All Rybett BTR tape reader interfaces may be placed in a BYPASS condition enabling operation from the reader as if the BTR were not installed. This can be a good test of the BTR interface card. For more information on BTR interface testing, go to WebDoc 108.
3. Someone added hardware to your computer. DNC systems typically use a COM port for communication. Port COM1 uses an interrupt signal called IRQ4 while COM2 uses IRQ3. Make sure that new cards do not share your DNC interrupt. Note that extra ports COM3 and COM4 also use IRQ4 and IRQ3. If your DNC uses COM1, don't add a mouse or modem to COM3. If your DNC uses COM2, don't add anything to COM4.
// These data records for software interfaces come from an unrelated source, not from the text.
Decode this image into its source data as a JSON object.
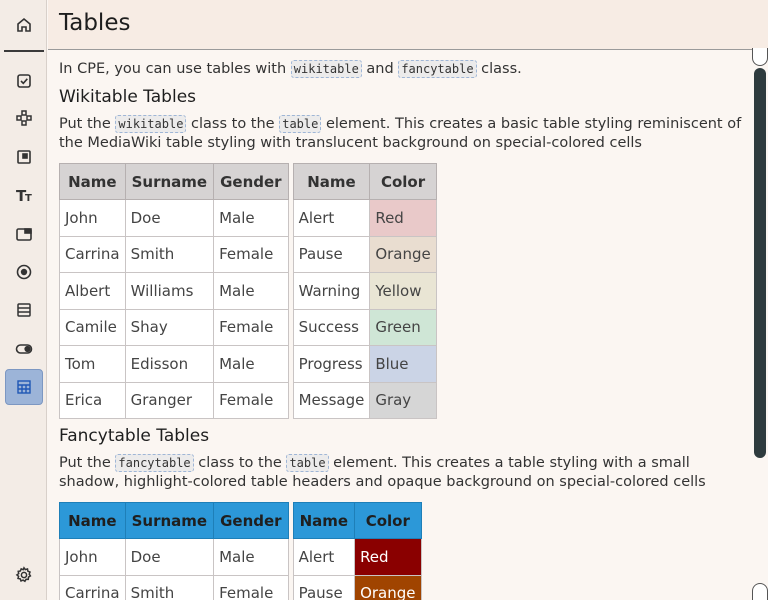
{
  "header": {
    "title": "Tables"
  },
  "intro": {
    "before": "In CPE, you can use tables with ",
    "code1": "wikitable",
    "middle": " and ",
    "code2": "fancytable",
    "after": " class."
  },
  "wiki_section": {
    "title": "Wikitable Tables",
    "desc_before": "Put the ",
    "desc_code1": "wikitable",
    "desc_middle": " class to the ",
    "desc_code2": "table",
    "desc_after": " element. This creates a basic table styling reminiscent of the MediaWiki table styling with translucent background on special-colored cells"
  },
  "fancy_section": {
    "title": "Fancytable Tables",
    "desc_before": "Put the ",
    "desc_code1": "fancytable",
    "desc_middle": " class to the ",
    "desc_code2": "table",
    "desc_after": " element. This creates a table styling with a small shadow, highlight-colored table headers and opaque background on special-colored cells"
  },
  "people_table": {
    "headers": [
      "Name",
      "Surname",
      "Gender"
    ],
    "rows": [
      [
        "John",
        "Doe",
        "Male"
      ],
      [
        "Carrina",
        "Smith",
        "Female"
      ],
      [
        "Albert",
        "Williams",
        "Male"
      ],
      [
        "Camile",
        "Shay",
        "Female"
      ],
      [
        "Tom",
        "Edisson",
        "Male"
      ],
      [
        "Erica",
        "Granger",
        "Female"
      ]
    ]
  },
  "color_table": {
    "headers": [
      "Name",
      "Color"
    ],
    "rows": [
      [
        "Alert",
        "Red"
      ],
      [
        "Pause",
        "Orange"
      ],
      [
        "Warning",
        "Yellow"
      ],
      [
        "Success",
        "Green"
      ],
      [
        "Progress",
        "Blue"
      ],
      [
        "Message",
        "Gray"
      ]
    ]
  },
  "colors": {
    "wiki_header": "#d6d3d3",
    "fancy_header": "#2c98d8",
    "red": "#8a0000",
    "orange": "#a04400",
    "active_sidebar": "#9cb4d8"
  },
  "sidebar": {
    "items": [
      "home-icon",
      "checkbox-icon",
      "components-icon",
      "frame-icon",
      "typography-icon",
      "window-icon",
      "radio-icon",
      "list-icon",
      "toggle-icon",
      "table-icon",
      "settings-icon"
    ]
  }
}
4. Someone (maybe you) added new software to the DNC computer. If only software was added, check the DOS autoexec.bat and config.sys boot files for any changes. Mouse and network drivers that reference COM ports or IRQ signals can cause problems even if the hardware is not installed. You may add "rem" to the beginning of any suspicious lines in your boot files to temporarily remove them for testing. For safety, copy your working boot files to new names, say "autoexec.ok".
5. The DNC computer was recently used to test programs of unknown origin. Perhaps a computer virus has infected your system. Buy a current release of a virus scanning program and pray. If you have a virus, you must carefully inspect all computers and all floppy disks.
6. Don't overlook the obvious (which can be easy to fix). Make sure all cables are properly seated on the correct connectors. Trace all wiring to make sure nothing has been stretched, nicked or cut.